WORK ITEM – Report the count, and only the count, of lines in the records that include the word "Follow".

======== RECORDED DATA

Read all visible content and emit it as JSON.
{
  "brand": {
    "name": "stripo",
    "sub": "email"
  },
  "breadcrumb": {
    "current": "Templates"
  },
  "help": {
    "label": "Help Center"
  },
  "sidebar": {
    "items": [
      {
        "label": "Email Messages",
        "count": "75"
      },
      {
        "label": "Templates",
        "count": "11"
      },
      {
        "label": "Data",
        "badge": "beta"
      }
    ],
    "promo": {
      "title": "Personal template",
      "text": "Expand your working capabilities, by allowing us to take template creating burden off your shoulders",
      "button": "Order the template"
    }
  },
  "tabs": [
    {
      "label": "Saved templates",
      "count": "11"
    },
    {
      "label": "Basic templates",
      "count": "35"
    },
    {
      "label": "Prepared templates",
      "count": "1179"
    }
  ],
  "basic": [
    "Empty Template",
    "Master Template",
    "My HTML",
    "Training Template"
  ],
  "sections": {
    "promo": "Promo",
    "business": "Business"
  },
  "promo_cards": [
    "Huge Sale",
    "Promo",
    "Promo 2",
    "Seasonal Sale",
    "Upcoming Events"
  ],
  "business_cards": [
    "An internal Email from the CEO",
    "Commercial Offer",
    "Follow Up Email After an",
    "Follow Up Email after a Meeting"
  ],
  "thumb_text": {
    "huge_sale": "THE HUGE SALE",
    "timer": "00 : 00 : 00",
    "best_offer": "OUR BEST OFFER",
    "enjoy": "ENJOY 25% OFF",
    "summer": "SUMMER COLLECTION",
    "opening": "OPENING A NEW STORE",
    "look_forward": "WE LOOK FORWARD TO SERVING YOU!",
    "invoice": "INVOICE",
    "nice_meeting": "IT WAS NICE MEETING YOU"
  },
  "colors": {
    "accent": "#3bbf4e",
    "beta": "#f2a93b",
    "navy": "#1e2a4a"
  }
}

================

YOUR RESPONSE – 2